Among the most important dates that the Caribbean celebrates is December 8. Just 51 years ago, four independent states of the region: Barbados, Guyana, Jamaica and Trinidad and Tobago sovereignly decided to establish diplomatic relations with Cuba.

This was a break with the diplomatic isolation imposed on our country by the U.S. Government, with the complicity of the OAS (Organization of American States).

The Caribbean Community (Caricom), a sub-regional organization with which Cuba maintains the closest and most fruitful relations, has provided permanent support in all international forums and maintains its firm opposition to the economic blockade imposed by the U.S. administration against the island.
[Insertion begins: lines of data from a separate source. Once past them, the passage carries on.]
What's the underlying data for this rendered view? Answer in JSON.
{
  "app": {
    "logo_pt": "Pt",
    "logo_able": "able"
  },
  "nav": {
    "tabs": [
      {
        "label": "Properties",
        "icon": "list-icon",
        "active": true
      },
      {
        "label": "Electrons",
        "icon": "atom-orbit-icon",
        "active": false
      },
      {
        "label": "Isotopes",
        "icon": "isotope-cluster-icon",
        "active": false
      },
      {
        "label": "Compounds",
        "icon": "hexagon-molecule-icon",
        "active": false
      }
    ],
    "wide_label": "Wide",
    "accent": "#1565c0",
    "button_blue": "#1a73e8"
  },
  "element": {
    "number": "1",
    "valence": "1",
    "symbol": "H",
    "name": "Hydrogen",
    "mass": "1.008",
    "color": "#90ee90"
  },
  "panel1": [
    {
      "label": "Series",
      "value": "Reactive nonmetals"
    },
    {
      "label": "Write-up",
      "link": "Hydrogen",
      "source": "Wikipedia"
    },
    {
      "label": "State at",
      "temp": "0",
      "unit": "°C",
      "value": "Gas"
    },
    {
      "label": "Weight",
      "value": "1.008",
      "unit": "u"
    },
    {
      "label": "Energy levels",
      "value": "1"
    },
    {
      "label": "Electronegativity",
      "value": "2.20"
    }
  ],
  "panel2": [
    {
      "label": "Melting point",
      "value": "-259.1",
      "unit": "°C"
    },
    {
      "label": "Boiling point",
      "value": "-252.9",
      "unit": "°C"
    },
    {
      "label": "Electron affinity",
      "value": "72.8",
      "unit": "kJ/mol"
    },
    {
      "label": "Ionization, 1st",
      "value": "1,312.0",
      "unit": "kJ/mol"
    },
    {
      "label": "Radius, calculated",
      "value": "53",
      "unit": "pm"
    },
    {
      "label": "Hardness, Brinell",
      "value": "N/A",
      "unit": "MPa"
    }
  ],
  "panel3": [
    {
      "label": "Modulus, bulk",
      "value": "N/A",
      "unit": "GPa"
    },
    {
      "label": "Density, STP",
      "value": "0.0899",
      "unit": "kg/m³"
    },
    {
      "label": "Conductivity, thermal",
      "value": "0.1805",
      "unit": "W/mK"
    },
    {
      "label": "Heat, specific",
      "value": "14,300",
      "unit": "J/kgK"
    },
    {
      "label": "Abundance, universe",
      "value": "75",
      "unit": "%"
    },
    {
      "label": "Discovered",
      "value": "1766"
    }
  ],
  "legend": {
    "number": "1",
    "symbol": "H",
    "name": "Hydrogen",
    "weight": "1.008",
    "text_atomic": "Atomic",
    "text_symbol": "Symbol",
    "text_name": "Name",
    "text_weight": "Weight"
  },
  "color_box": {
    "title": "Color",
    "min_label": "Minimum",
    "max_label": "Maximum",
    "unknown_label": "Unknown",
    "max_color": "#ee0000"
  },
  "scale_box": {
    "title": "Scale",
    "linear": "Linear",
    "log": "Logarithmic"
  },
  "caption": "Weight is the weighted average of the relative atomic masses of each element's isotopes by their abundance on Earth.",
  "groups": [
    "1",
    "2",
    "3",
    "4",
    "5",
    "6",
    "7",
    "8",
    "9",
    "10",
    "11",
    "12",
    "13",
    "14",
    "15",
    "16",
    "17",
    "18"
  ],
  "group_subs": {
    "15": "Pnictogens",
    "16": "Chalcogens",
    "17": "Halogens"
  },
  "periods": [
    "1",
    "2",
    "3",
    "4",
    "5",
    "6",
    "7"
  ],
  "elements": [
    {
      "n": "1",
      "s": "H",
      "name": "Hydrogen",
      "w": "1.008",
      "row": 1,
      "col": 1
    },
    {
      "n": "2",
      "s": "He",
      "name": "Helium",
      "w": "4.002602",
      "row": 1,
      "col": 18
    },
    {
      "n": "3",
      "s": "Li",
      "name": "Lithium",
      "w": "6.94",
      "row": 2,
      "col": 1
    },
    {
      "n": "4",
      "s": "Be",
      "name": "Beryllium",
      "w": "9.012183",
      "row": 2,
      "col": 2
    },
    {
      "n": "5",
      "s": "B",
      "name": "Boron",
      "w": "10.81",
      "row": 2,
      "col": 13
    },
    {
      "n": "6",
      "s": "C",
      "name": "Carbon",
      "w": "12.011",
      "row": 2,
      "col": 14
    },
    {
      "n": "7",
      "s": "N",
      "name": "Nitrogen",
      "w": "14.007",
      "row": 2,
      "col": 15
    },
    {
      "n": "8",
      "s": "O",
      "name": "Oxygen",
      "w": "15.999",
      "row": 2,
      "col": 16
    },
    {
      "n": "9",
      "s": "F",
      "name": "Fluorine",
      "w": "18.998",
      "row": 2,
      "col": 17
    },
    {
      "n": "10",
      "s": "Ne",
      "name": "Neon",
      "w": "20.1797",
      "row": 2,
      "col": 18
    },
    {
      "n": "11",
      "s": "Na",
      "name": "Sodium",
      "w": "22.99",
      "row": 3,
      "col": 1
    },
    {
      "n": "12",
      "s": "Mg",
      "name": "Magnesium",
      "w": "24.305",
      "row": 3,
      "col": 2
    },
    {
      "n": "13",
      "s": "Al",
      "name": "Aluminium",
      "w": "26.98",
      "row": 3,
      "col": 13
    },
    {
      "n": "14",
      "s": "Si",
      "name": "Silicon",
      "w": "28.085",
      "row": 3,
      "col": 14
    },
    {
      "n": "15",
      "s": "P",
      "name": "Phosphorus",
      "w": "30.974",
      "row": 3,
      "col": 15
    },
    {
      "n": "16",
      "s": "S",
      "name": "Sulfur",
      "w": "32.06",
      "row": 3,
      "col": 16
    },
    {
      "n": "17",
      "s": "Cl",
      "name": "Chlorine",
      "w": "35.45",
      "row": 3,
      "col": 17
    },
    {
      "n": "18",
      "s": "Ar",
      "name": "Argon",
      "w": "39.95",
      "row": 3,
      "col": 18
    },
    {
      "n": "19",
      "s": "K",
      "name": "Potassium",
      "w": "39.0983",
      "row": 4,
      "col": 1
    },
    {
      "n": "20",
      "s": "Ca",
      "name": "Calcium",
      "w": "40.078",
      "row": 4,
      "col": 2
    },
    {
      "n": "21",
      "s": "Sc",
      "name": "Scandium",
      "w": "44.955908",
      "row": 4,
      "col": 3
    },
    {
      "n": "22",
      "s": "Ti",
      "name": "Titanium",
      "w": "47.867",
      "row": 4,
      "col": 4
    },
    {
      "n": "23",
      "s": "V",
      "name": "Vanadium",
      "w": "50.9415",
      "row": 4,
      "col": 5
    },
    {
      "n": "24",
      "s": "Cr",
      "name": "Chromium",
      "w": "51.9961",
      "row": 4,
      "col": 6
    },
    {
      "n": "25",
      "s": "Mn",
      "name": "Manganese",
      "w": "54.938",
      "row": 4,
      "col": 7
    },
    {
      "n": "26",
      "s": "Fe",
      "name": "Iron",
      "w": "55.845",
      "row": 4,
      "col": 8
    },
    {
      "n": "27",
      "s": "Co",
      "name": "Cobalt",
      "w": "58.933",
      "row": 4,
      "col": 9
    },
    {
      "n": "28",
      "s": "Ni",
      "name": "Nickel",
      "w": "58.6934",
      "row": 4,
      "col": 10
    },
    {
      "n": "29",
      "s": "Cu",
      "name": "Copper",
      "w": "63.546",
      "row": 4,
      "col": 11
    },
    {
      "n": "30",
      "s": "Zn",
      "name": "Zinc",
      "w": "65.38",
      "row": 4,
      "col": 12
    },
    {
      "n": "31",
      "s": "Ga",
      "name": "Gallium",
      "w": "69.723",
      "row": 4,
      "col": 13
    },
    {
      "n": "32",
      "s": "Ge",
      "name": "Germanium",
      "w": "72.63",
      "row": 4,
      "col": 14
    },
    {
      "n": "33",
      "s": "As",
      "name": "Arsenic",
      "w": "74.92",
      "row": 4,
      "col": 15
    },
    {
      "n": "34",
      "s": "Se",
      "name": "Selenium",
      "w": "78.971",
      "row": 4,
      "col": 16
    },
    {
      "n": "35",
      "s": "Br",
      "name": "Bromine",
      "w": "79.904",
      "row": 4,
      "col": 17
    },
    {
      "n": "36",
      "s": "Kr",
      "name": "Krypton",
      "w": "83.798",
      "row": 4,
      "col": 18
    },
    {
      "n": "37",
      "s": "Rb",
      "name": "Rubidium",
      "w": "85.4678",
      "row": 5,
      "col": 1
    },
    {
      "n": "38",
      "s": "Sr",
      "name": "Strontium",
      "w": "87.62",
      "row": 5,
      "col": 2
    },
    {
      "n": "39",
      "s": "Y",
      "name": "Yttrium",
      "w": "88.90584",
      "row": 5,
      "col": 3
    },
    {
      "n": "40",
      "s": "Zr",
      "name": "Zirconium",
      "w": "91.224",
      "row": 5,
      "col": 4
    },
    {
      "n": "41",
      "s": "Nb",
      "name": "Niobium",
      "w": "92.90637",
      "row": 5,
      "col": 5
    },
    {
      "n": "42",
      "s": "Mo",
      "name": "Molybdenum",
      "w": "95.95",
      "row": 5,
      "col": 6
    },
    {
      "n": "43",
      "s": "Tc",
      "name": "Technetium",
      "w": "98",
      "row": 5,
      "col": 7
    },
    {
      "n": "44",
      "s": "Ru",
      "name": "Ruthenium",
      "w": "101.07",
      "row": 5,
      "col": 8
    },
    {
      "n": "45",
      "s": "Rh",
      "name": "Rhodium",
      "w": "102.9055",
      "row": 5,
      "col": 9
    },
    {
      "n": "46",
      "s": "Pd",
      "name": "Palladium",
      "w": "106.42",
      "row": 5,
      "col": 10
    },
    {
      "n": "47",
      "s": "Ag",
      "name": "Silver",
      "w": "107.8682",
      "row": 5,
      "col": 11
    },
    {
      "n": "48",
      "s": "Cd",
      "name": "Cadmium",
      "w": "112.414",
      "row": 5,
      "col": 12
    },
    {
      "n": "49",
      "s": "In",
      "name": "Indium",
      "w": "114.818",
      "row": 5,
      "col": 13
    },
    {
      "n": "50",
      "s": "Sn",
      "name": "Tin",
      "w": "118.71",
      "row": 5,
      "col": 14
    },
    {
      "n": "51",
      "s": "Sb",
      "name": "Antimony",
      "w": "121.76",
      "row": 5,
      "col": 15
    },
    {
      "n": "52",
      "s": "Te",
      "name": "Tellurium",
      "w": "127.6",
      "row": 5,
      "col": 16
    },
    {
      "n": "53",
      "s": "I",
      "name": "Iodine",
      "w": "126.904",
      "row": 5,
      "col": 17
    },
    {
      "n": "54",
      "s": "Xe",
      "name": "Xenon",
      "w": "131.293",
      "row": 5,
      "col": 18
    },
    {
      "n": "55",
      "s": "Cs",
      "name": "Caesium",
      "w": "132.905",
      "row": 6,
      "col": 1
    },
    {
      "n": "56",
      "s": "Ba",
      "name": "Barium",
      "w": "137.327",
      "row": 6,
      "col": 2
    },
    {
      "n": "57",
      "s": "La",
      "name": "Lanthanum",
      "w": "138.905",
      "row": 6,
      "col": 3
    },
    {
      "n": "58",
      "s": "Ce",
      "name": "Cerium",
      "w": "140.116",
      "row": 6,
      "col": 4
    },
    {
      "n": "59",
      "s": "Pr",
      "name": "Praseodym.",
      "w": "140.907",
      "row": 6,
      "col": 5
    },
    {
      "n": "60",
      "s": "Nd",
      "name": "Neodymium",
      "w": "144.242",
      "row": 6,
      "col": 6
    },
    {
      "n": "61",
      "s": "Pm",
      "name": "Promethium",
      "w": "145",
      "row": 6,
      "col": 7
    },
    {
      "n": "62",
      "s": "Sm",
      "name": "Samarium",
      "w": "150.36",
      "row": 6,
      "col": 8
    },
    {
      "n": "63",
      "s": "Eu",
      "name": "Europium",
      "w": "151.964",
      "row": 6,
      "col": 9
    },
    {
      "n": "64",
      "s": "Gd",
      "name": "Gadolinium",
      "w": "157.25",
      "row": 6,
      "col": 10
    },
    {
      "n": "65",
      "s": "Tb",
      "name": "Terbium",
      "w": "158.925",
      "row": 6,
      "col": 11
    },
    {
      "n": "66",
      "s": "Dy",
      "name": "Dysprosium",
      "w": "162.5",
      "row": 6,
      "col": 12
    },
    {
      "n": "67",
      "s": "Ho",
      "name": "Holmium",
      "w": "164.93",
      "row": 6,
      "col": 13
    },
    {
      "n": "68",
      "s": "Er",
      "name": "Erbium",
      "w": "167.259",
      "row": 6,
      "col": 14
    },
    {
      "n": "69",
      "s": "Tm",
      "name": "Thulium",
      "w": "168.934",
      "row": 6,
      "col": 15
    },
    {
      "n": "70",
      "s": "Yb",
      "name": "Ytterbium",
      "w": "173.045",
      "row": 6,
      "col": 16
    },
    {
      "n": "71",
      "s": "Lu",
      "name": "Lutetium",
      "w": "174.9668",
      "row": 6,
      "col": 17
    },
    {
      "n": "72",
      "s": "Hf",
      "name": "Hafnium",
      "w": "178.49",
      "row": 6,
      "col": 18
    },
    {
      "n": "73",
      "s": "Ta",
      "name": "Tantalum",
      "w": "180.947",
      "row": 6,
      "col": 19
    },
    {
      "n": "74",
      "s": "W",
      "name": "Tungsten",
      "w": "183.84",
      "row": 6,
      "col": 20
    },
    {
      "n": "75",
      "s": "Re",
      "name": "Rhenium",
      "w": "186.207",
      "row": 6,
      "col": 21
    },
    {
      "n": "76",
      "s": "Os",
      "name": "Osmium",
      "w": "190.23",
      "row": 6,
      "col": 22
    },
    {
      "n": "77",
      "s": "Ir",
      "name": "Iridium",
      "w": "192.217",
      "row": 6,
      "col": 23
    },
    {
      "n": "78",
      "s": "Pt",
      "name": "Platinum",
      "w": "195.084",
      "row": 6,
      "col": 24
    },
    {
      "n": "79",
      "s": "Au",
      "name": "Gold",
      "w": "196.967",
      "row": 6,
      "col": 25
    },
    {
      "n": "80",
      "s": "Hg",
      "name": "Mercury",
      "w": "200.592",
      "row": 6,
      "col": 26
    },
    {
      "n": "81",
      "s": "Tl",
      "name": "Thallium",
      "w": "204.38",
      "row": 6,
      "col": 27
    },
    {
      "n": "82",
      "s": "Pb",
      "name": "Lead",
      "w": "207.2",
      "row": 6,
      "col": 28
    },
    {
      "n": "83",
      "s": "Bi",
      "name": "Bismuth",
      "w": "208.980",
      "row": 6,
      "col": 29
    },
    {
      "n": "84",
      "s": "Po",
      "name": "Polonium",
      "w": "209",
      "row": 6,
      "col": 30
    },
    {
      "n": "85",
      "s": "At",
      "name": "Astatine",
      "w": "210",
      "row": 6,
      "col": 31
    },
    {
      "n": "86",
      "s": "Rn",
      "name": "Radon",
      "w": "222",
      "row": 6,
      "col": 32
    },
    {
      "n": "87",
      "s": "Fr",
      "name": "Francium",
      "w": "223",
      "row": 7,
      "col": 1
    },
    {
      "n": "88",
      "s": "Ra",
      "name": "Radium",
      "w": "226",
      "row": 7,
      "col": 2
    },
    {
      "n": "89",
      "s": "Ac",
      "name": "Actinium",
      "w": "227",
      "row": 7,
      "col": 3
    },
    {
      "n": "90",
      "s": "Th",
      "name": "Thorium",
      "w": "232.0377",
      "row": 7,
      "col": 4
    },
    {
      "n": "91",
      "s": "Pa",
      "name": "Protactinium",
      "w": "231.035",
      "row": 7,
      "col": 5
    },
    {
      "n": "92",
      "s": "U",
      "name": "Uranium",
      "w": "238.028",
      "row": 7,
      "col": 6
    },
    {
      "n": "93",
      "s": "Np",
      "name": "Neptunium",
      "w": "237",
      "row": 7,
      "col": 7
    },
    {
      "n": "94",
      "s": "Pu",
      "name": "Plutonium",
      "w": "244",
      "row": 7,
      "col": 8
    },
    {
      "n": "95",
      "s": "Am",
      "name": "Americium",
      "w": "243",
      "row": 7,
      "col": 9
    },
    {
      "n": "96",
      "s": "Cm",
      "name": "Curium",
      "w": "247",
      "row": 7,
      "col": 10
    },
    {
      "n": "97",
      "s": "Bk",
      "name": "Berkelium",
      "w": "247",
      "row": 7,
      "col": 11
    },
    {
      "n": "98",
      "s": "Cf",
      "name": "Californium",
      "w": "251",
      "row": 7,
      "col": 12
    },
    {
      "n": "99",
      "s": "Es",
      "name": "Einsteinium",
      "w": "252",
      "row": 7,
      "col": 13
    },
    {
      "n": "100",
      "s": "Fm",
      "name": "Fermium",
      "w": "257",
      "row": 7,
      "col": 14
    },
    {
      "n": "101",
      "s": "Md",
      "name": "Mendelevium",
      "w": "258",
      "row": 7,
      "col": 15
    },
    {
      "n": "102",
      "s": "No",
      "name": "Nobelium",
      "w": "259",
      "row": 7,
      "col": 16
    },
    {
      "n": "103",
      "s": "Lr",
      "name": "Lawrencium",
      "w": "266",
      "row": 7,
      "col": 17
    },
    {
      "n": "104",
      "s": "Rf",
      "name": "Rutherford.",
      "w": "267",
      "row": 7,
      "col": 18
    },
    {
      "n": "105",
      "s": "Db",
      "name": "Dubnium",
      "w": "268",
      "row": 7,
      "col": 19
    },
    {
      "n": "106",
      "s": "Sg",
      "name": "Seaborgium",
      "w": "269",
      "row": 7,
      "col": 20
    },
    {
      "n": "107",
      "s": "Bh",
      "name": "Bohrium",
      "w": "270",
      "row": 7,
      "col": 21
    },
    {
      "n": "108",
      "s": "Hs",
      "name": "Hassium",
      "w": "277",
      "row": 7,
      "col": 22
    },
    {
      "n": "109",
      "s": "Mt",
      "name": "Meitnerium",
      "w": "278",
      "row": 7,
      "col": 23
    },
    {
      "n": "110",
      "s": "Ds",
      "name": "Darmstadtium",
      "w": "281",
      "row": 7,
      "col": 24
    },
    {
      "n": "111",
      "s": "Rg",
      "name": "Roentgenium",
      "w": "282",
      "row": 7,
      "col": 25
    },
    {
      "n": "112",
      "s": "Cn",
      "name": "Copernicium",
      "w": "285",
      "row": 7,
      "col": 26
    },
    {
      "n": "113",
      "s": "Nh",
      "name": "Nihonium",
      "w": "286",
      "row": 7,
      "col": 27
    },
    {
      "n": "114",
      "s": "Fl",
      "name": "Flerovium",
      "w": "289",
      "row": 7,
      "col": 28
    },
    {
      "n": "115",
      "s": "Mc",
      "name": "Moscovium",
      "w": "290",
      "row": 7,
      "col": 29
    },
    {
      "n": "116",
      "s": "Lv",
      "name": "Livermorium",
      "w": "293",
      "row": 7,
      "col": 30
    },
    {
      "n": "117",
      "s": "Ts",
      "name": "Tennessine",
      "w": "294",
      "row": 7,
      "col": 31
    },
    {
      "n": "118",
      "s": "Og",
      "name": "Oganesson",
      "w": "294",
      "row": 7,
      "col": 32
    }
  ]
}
The presence of Cuban collaborators in health and other areas of social interest has been and continues to be a proof of true South-South collaboration.

Cuba has been an important support for the development efforts of the insular Caribbean for four decades now, and this is recognized by the leaders and the people. The permanence, in those countries, of Cuban medical brigades that have taken health to the most unsuspected places in the area;

The immediate response of our nation to some climatic inclemency that has affected those nations, and the training of human resources—mainly in the health area—in Cuban schools, plus the significant contributions of the well-known Miracle Mission, which cured the eyesight of tens of thousands of citizens, are some examples that today have become a necessary reference when talking about solidarity.

Every December 8, therefore, we celebrate a date that has set a course of solidarity, unity and mutual respect that must be preserved.

At the Second Cuba-Caricom Summit, held in Barbados in 2005, Fidel (Castro) warned: “We must respond to neoliberal and selfish globalization, to the anti-democratic international political and economic order, with unity and the globalization of solidarity, and the promotion of dialogue, integration and genuine cooperation.”

At the same summit, the governments of the Caribbean Community conferred on the Commander-in-Chief the Honorary Order of that organization, in recognition of his impeccable human conduct and his unconditional support in favor of the progress and welfare of the area.